Supplied entries ->
────────

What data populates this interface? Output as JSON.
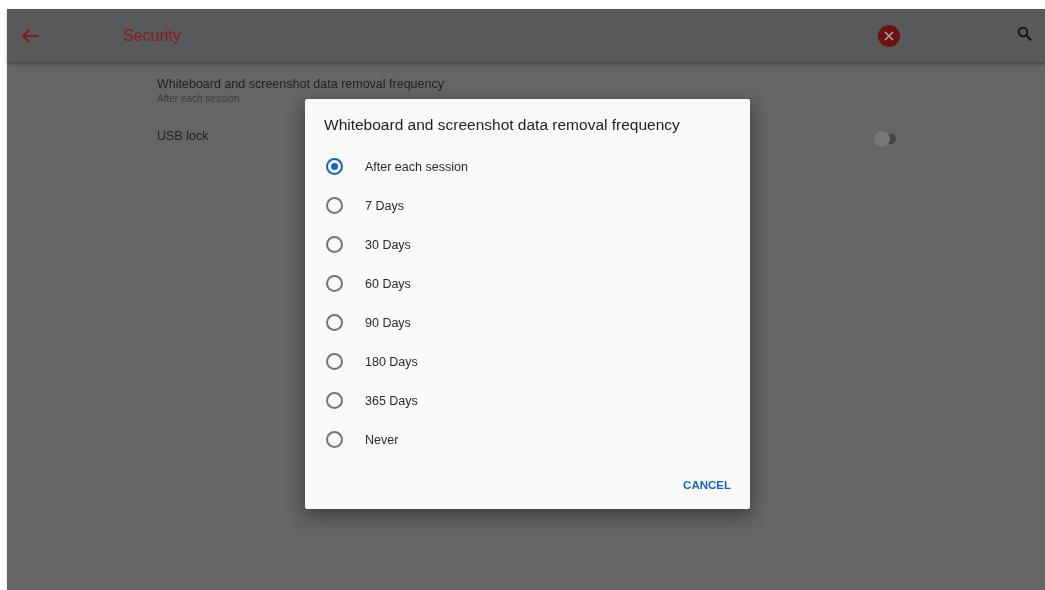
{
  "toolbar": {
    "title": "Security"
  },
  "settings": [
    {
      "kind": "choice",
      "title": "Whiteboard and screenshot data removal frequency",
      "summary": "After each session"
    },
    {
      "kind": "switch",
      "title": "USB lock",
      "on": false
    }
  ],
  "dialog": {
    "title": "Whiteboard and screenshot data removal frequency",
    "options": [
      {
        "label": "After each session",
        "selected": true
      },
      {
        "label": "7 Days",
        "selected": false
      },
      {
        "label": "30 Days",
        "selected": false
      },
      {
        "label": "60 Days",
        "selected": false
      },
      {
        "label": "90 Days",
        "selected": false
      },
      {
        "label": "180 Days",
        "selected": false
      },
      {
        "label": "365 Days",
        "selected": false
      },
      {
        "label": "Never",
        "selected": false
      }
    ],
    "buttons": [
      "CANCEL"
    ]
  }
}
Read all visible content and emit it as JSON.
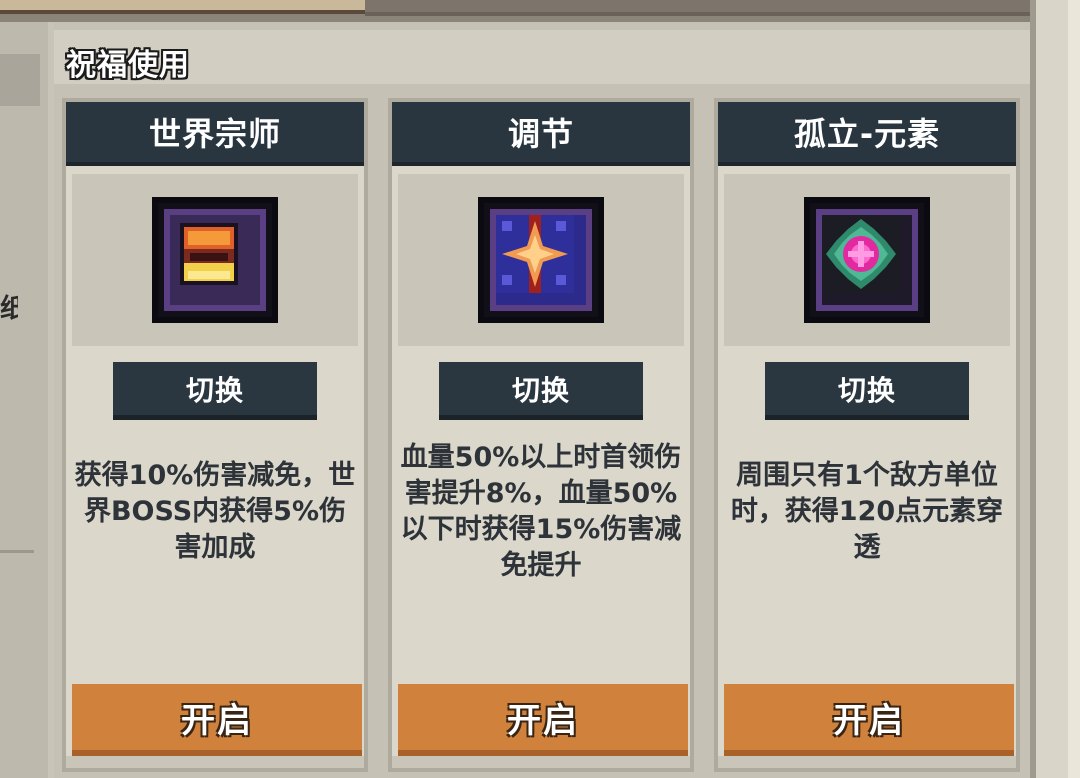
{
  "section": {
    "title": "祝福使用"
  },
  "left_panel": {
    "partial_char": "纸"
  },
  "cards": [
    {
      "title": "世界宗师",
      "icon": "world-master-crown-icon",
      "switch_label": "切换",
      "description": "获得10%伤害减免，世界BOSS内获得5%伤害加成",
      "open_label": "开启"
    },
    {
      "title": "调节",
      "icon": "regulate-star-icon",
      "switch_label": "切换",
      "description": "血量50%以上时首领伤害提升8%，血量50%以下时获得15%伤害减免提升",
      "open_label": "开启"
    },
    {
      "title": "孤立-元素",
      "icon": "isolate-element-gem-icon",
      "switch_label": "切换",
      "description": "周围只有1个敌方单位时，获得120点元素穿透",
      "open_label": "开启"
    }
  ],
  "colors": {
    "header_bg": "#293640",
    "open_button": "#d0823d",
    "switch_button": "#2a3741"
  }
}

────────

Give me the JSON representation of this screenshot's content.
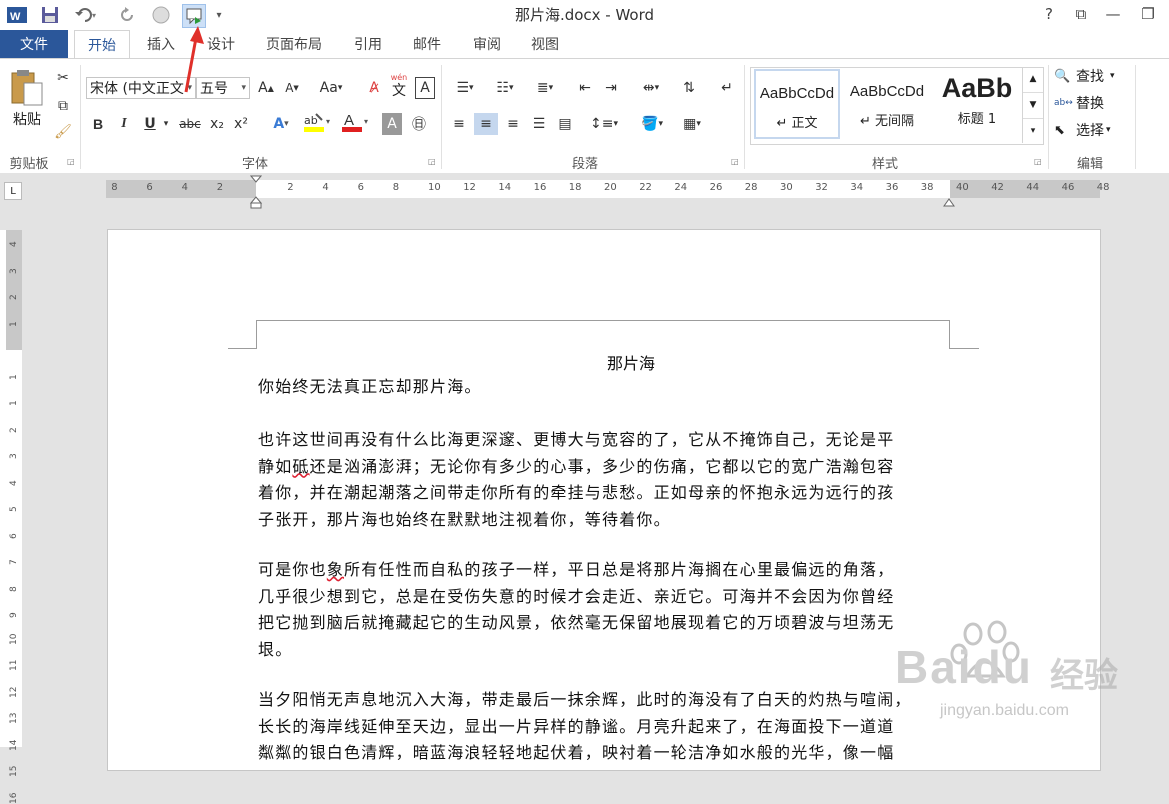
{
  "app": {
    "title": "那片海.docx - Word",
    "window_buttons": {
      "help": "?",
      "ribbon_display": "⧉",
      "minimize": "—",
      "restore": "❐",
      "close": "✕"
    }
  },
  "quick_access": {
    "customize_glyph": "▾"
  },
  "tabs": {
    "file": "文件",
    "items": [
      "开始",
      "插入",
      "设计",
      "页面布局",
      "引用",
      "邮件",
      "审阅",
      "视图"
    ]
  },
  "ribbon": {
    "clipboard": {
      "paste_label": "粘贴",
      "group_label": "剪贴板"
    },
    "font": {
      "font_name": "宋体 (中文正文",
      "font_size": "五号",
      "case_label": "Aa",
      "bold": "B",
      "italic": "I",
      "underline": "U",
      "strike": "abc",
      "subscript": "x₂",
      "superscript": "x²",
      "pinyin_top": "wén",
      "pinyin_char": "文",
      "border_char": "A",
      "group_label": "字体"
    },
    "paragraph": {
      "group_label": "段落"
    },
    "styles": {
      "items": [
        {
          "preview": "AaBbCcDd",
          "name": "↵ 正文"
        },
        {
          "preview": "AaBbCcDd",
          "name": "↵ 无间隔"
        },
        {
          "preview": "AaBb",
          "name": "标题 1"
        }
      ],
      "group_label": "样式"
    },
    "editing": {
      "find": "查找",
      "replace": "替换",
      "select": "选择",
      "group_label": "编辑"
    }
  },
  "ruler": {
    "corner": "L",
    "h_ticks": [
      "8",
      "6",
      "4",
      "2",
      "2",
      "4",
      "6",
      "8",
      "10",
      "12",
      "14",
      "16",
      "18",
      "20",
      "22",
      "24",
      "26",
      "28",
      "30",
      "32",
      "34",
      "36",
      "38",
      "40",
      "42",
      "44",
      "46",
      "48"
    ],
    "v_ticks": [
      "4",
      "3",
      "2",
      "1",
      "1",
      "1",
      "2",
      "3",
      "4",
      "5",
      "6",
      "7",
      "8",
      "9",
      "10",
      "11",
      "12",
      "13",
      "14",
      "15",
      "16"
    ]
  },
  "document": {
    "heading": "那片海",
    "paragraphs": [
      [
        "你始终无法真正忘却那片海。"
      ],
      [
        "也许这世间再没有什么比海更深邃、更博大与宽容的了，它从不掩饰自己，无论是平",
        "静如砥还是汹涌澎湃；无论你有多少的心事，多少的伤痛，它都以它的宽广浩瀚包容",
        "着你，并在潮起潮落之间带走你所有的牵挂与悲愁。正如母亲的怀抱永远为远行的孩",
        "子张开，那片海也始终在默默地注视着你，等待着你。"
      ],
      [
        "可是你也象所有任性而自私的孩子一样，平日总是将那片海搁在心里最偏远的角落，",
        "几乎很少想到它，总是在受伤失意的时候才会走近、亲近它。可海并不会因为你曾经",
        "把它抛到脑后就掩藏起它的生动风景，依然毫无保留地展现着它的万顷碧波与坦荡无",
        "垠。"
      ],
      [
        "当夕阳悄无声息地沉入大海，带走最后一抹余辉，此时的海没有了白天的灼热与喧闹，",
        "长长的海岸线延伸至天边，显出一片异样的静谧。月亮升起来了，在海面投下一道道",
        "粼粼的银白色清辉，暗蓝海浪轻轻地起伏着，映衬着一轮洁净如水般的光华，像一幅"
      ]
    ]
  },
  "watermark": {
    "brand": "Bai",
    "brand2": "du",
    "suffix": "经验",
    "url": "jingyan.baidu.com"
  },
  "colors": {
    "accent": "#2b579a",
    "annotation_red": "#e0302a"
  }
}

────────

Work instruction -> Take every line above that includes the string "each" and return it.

Answer to the exercise ->
      "summary": "After each session"
        "label": "After each session",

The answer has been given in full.